Short-term loans, understood colloquially as payday financing, never does not generate a response that is big or even constantly a frequent one. Foes associated with the training point out the high dual and triple digit interest that is annual and customers swept into never-ending rounds of financial obligation as evidence of the inherent evil within the training of offering fast, short-term, high-interest use of smaller amounts of money. Buddies of payday financing, having said that, point out the need that is genuine acts and argue that definately not being something to oppress the indegent, it really is more regularly utilized as being a stopgap for working and middle income earners in cash central a bind.
From the federal degree, temporary financing has drawn the eye associated with the CFPB. Presently, the buyer watchdog team happens to be considering guideline changes that ratchet up federal legislation regarding the short-term, little buck borrowing room.
“Today we have been using a step that is important closing your debt traps that plague scores of customers over the country, ” CFPB Director Richard Cordray remarked at a Field Hearing on Payday Lending in Richmond, Virginia, previously this season. “Too numerous short-term and longer-term loans are manufactured according to a lender’s ability to gather rather than for a borrower’s power to repay. The proposals our company is considering would require loan providers to do something to be sure customers will pay their loans back. These sense that is common are directed at making sure consumers get access to credit that can help, not harms them. ”
State loan providers, specially over the past fifteen to twenty years, are also especially active in seeking to restrict the excesses of payday lending; 18 states in addition to District of Columbia have actually guidelines that cap yearly rates of interest in dual digits, restrict the amount of loans individual customers may be provided at the same time, or limit exactly how much the loans is for (either being a gross amount, or in some situations, as a portion of a borrower’s general earnings).
When confronted with legislation, some short-term loan providers complied with all the legislation and remained in operation. Other people sought out of business or relocated to various states once they could no further profitably run beneath the guidelines that are new. An enterprising that is third imaginative team, having said that, created an approach to keep those triple digit APRs and remain running a business by thinking from the field.
And, based on reports from CNBC, The Financial instances, The Huffington Post and The Los Angeles occasions (in order to name a couple of) that out-of-the-box reasoning is landing loan providers squarely on Native American Reservations, where state guidelines don’t apply because of total unenforceability deriving from tribal sovereign immunity. It’s called “rent-a-tribe” plus it’s been a loophole that is popular payday loan providers, relating to reports.

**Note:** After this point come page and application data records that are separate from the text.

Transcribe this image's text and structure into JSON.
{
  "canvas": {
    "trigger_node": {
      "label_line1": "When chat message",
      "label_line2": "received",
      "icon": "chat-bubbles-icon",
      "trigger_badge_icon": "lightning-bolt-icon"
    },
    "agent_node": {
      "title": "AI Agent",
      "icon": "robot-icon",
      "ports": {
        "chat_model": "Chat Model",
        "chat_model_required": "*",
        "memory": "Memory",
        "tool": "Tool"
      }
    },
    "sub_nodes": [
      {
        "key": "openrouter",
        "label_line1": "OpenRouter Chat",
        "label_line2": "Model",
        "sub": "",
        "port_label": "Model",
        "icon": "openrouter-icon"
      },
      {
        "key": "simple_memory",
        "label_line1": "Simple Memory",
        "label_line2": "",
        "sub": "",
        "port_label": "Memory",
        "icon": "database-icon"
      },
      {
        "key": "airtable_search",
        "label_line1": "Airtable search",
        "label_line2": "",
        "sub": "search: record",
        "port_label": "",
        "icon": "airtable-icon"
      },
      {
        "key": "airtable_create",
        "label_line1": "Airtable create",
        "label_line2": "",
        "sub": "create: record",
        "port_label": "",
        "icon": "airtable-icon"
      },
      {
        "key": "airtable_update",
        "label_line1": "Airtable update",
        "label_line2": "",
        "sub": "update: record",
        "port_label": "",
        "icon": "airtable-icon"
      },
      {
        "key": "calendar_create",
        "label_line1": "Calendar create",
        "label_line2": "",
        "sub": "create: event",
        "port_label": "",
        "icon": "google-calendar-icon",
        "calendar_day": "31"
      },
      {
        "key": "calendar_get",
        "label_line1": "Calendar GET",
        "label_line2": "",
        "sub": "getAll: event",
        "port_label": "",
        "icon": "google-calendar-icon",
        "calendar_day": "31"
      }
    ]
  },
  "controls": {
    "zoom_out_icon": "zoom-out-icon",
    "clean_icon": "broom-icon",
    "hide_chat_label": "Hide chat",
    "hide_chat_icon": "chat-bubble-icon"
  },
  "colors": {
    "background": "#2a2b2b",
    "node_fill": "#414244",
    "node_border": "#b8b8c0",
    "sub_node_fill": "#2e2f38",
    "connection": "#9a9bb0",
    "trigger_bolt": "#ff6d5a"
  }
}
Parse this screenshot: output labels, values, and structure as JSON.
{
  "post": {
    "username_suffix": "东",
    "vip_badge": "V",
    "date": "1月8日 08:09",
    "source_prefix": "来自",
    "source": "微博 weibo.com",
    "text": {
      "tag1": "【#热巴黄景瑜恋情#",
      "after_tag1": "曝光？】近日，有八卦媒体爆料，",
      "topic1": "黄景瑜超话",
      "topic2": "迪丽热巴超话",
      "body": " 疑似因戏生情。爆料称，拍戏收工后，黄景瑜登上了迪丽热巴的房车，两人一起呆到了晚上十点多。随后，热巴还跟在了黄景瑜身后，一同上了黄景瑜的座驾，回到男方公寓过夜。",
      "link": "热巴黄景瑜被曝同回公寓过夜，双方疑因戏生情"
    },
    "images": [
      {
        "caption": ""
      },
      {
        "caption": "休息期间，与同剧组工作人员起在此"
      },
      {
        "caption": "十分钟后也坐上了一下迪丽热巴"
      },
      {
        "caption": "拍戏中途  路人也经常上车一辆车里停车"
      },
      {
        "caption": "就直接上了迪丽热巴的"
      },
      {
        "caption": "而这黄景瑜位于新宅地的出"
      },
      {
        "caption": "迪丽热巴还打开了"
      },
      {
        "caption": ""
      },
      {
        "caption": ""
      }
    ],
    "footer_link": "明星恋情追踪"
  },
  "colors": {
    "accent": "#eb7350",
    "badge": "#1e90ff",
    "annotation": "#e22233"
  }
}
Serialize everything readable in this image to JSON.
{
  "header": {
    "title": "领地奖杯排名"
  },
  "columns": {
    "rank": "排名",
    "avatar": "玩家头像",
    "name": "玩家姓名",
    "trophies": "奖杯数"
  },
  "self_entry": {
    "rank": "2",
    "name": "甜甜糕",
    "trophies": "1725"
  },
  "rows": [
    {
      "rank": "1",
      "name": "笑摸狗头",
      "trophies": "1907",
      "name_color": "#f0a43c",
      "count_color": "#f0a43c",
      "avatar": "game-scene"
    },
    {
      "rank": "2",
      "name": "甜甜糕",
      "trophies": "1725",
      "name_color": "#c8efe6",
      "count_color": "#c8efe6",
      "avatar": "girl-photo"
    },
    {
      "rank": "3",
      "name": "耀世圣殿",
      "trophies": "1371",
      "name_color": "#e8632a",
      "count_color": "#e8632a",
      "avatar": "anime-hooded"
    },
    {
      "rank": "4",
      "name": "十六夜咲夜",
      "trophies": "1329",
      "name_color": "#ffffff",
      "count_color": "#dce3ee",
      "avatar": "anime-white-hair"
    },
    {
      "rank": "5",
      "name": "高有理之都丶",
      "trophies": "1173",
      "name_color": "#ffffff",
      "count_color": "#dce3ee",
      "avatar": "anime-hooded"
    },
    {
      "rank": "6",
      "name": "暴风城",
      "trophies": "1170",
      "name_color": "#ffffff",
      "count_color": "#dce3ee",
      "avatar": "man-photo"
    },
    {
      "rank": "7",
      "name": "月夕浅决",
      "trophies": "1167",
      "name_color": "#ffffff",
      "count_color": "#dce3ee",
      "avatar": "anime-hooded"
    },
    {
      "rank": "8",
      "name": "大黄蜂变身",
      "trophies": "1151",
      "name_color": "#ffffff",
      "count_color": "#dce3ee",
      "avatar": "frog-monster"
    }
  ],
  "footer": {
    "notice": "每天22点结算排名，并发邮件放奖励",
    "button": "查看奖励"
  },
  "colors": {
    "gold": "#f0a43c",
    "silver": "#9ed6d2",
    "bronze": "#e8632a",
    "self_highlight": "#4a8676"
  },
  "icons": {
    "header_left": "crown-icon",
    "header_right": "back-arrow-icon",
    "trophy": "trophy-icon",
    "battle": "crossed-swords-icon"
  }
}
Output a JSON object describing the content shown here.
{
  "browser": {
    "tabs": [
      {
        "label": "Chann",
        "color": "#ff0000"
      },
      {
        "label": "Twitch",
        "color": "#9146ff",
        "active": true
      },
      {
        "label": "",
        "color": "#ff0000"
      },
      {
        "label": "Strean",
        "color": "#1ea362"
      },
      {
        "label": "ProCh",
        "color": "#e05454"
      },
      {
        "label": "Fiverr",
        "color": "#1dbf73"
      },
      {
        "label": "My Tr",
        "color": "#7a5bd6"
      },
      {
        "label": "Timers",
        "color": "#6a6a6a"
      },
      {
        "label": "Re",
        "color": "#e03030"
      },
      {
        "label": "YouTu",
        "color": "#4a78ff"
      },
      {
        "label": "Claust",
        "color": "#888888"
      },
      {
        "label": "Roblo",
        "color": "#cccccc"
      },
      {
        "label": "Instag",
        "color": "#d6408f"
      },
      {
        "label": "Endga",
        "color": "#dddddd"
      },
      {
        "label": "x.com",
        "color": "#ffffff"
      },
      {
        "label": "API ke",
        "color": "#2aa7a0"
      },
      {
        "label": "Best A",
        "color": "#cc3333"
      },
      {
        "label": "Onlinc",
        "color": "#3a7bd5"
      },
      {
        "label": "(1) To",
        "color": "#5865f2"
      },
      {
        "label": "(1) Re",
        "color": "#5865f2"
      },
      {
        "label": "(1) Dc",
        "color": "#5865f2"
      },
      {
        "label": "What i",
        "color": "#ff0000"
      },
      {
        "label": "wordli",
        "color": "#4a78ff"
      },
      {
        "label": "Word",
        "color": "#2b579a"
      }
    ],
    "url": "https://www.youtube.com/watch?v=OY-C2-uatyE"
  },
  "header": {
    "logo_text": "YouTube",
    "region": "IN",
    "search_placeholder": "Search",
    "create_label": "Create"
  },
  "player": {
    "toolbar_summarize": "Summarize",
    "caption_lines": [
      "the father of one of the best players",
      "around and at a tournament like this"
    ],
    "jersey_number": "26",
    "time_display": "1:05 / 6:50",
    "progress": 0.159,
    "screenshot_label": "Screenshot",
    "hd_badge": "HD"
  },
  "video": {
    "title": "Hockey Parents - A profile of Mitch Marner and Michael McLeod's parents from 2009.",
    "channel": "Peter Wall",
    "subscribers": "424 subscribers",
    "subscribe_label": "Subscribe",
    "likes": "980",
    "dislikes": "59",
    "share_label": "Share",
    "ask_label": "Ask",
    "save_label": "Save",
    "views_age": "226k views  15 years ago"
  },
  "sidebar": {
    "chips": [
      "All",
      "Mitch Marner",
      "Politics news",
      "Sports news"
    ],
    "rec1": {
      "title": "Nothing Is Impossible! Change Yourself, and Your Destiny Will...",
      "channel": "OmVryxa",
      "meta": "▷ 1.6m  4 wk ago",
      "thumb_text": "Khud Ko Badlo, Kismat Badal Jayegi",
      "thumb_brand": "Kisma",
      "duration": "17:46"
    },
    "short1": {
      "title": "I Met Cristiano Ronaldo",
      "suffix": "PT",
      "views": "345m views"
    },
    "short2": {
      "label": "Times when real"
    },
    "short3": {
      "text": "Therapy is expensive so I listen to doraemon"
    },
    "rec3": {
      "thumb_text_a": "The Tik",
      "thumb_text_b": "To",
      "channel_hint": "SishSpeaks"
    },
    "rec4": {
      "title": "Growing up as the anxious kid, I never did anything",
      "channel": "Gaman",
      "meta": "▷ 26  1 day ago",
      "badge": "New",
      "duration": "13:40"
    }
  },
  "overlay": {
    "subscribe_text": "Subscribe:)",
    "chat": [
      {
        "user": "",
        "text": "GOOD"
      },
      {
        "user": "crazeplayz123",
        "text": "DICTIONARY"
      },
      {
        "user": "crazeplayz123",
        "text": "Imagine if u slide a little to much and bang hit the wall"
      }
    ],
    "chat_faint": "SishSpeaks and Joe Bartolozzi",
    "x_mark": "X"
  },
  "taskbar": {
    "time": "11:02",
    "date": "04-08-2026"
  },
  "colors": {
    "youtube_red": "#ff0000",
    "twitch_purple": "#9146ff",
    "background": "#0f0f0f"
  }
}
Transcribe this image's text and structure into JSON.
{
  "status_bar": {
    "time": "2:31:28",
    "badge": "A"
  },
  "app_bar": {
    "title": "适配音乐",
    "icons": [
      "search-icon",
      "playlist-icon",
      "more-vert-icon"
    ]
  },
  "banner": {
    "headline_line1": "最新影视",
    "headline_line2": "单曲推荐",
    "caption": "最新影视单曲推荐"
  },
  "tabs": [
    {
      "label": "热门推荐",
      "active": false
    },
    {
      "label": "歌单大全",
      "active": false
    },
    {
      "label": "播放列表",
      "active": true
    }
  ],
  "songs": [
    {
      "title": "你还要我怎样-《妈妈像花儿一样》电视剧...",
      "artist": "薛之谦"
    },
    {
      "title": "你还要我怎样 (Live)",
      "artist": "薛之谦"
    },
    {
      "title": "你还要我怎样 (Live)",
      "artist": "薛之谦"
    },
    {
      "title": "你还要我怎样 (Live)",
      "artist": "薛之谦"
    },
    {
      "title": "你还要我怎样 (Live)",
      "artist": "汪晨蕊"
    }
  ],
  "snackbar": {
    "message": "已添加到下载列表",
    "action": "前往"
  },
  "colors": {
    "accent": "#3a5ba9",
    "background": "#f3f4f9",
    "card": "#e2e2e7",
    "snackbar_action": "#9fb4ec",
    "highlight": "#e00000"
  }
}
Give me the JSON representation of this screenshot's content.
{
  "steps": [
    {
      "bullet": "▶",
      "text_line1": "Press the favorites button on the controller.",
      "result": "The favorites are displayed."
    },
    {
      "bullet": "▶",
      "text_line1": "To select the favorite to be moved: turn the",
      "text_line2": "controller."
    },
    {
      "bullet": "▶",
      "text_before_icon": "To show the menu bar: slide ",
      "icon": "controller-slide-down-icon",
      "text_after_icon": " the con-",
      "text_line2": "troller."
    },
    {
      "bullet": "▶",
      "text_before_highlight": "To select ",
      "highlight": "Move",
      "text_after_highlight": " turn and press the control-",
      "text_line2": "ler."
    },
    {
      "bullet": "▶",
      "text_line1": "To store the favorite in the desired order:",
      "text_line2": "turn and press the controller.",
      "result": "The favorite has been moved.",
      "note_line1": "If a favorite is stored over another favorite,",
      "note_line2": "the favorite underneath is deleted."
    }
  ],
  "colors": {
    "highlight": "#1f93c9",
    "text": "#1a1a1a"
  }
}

But that appeal may be visiting a conclusion, as state and prosecutors that are federal having a better glance at the training of short-term financing on tribal lands. And, in a case that is particularly interesting in the Eastern District of Pennsylvania, the Department of Justice is using a brand new approach to fight the high interest loans: they may not be going after the tribe, or its sovereign resistance. Alternatively, the truth is concentrated squarely regarding the tribe’s lending lovers, and whether they come in breach associated with Racketeer Influenced and Corrupt businesses Act (RICO) — a statute that within the past has been utilized to effect that is great the Mafia and Hells Angels.
Just How To “Rent-A-Tribe? ”
“Rent-a-tribe” setups usually involve two parties — a tiny (couple hundred user), but lawfully founded, Native American community and a non-native home loan company which in fact handles the complete economic the main deal. In certain means, the model is definitely an enhance of the classic: “rent-a-bank. ” About 20 years ago — whenever short-term financing legislation began showing up on the state level — a way employed by some loan providers to bypass state laws on payday would be to pass their loans by way of a nationally chartered bank they certainly were “partnered” with, therefore exempting them from state banking laws and regulations.